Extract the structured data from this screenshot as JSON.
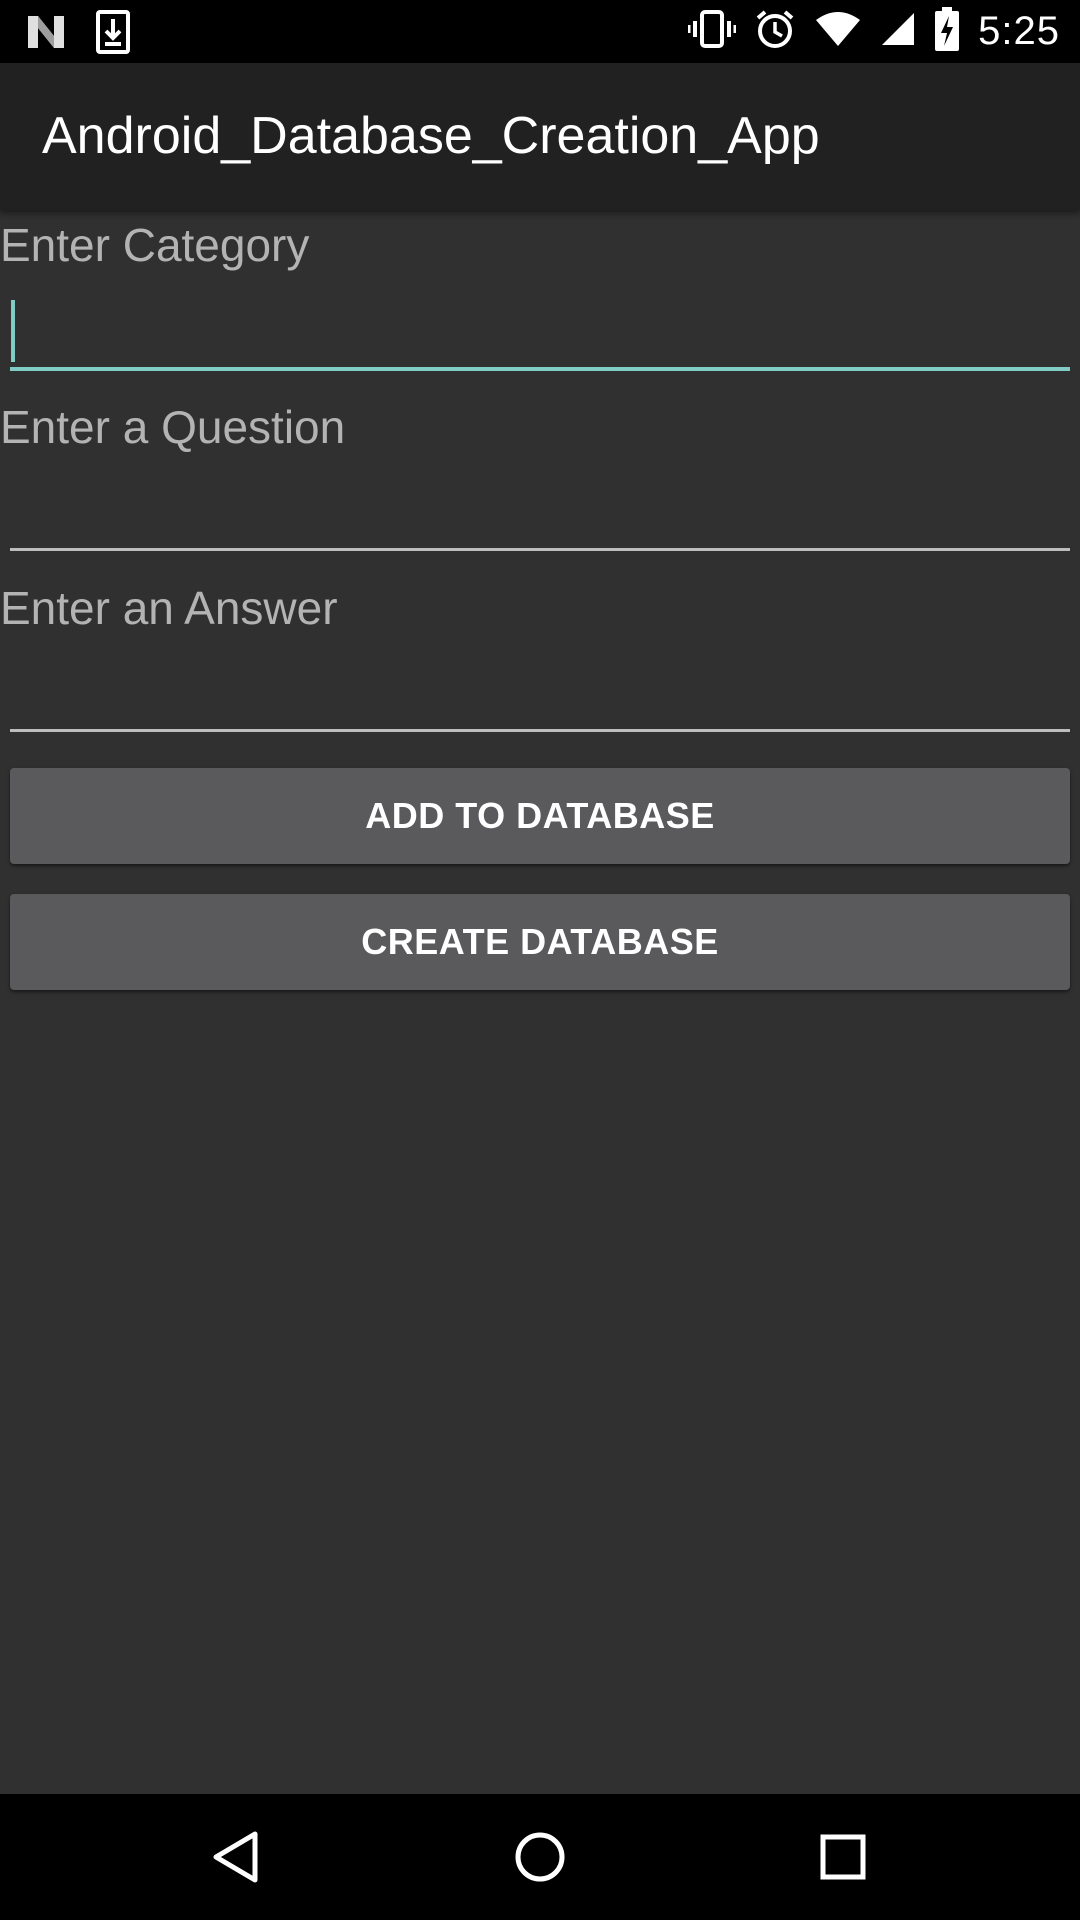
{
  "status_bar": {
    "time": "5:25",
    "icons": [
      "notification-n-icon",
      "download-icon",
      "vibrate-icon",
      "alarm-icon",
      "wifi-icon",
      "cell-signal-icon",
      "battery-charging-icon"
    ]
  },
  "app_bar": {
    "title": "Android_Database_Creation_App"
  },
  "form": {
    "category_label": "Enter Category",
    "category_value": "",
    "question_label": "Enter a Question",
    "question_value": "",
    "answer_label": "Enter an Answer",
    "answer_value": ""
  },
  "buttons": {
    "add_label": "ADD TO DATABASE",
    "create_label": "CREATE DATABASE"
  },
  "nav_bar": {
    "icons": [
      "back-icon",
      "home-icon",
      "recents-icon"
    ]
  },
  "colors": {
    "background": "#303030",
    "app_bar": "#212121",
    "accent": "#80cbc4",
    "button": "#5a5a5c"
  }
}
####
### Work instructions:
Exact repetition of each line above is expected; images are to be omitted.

### Task answer:
Extract the structured data from this screenshot as JSON.
{
  "status_bar": {
    "time": "5:25",
    "icons": [
      "notification-n-icon",
      "download-icon",
      "vibrate-icon",
      "alarm-icon",
      "wifi-icon",
      "cell-signal-icon",
      "battery-charging-icon"
    ]
  },
  "app_bar": {
    "title": "Android_Database_Creation_App"
  },
  "form": {
    "category_label": "Enter Category",
    "category_value": "",
    "question_label": "Enter a Question",
    "question_value": "",
    "answer_label": "Enter an Answer",
    "answer_value": ""
  },
  "buttons": {
    "add_label": "ADD TO DATABASE",
    "create_label": "CREATE DATABASE"
  },
  "nav_bar": {
    "icons": [
      "back-icon",
      "home-icon",
      "recents-icon"
    ]
  },
  "colors": {
    "background": "#303030",
    "app_bar": "#212121",
    "accent": "#80cbc4",
    "button": "#5a5a5c"
  }
}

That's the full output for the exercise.